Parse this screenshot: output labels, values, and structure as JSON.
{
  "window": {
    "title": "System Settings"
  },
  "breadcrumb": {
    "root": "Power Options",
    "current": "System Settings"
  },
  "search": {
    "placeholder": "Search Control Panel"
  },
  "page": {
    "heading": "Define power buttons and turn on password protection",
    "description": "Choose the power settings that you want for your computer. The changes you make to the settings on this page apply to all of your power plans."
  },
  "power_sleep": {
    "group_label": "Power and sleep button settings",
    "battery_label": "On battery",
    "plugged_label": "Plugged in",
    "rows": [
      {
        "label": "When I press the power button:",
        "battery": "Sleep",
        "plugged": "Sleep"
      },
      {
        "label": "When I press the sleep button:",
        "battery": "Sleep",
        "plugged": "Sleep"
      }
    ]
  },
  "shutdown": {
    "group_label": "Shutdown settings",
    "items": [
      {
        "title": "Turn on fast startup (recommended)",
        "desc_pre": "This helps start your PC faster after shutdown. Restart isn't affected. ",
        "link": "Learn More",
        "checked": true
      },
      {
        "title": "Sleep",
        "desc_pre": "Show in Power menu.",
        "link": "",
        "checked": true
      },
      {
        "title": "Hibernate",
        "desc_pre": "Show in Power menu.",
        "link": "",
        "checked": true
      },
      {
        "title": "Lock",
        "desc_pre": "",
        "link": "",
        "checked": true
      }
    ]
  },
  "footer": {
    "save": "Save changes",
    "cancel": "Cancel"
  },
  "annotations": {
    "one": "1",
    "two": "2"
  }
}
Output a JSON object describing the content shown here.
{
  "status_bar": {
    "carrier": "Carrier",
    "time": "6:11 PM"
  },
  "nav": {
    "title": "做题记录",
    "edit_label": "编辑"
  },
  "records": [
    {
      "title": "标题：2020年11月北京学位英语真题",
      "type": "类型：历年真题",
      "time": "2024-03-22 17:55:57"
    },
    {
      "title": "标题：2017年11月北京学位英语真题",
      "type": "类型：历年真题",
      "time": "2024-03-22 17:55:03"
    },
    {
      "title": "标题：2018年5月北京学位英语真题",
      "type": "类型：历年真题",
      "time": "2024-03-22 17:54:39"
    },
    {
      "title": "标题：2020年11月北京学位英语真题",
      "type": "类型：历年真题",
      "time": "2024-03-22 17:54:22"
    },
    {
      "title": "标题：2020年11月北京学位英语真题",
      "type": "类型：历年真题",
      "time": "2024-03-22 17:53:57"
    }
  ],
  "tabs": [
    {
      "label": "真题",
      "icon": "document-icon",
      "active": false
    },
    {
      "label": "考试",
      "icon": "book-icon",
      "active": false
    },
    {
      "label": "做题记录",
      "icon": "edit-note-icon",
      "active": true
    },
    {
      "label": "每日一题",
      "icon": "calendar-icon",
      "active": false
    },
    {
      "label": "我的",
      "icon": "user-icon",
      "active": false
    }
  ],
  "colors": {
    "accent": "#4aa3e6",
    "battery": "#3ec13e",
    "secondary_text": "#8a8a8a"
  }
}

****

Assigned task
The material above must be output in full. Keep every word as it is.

Solution to this problem
Parse this screenshot: output labels, values, and structure as JSON.
{
  "window": {
    "title": "System Settings"
  },
  "breadcrumb": {
    "root": "Power Options",
    "current": "System Settings"
  },
  "search": {
    "placeholder": "Search Control Panel"
  },
  "page": {
    "heading": "Define power buttons and turn on password protection",
    "description": "Choose the power settings that you want for your computer. The changes you make to the settings on this page apply to all of your power plans."
  },
  "power_sleep": {
    "group_label": "Power and sleep button settings",
    "battery_label": "On battery",
    "plugged_label": "Plugged in",
    "rows": [
      {
        "label": "When I press the power button:",
        "battery": "Sleep",
        "plugged": "Sleep"
      },
      {
        "label": "When I press the sleep button:",
        "battery": "Sleep",
        "plugged": "Sleep"
      }
    ]
  },
  "shutdown": {
    "group_label": "Shutdown settings",
    "items": [
      {
        "title": "Turn on fast startup (recommended)",
        "desc_pre": "This helps start your PC faster after shutdown. Restart isn't affected. ",
        "link": "Learn More",
        "checked": true
      },
      {
        "title": "Sleep",
        "desc_pre": "Show in Power menu.",
        "link": "",
        "checked": true
      },
      {
        "title": "Hibernate",
        "desc_pre": "Show in Power menu.",
        "link": "",
        "checked": true
      },
      {
        "title": "Lock",
        "desc_pre": "",
        "link": "",
        "checked": true
      }
    ]
  },
  "footer": {
    "save": "Save changes",
    "cancel": "Cancel"
  },
  "annotations": {
    "one": "1",
    "two": "2"
  }
}
Output a JSON object describing the content shown here.
{
  "status_bar": {
    "carrier": "Carrier",
    "time": "6:11 PM"
  },
  "nav": {
    "title": "做题记录",
    "edit_label": "编辑"
  },
  "records": [
    {
      "title": "标题：2020年11月北京学位英语真题",
      "type": "类型：历年真题",
      "time": "2024-03-22 17:55:57"
    },
    {
      "title": "标题：2017年11月北京学位英语真题",
      "type": "类型：历年真题",
      "time": "2024-03-22 17:55:03"
    },
    {
      "title": "标题：2018年5月北京学位英语真题",
      "type": "类型：历年真题",
      "time": "2024-03-22 17:54:39"
    },
    {
      "title": "标题：2020年11月北京学位英语真题",
      "type": "类型：历年真题",
      "time": "2024-03-22 17:54:22"
    },
    {
      "title": "标题：2020年11月北京学位英语真题",
      "type": "类型：历年真题",
      "time": "2024-03-22 17:53:57"
    }
  ],
  "tabs": [
    {
      "label": "真题",
      "icon": "document-icon",
      "active": false
    },
    {
      "label": "考试",
      "icon": "book-icon",
      "active": false
    },
    {
      "label": "做题记录",
      "icon": "edit-note-icon",
      "active": true
    },
    {
      "label": "每日一题",
      "icon": "calendar-icon",
      "active": false
    },
    {
      "label": "我的",
      "icon": "user-icon",
      "active": false
    }
  ],
  "colors": {
    "accent": "#4aa3e6",
    "battery": "#3ec13e",
    "secondary_text": "#8a8a8a"
  }
}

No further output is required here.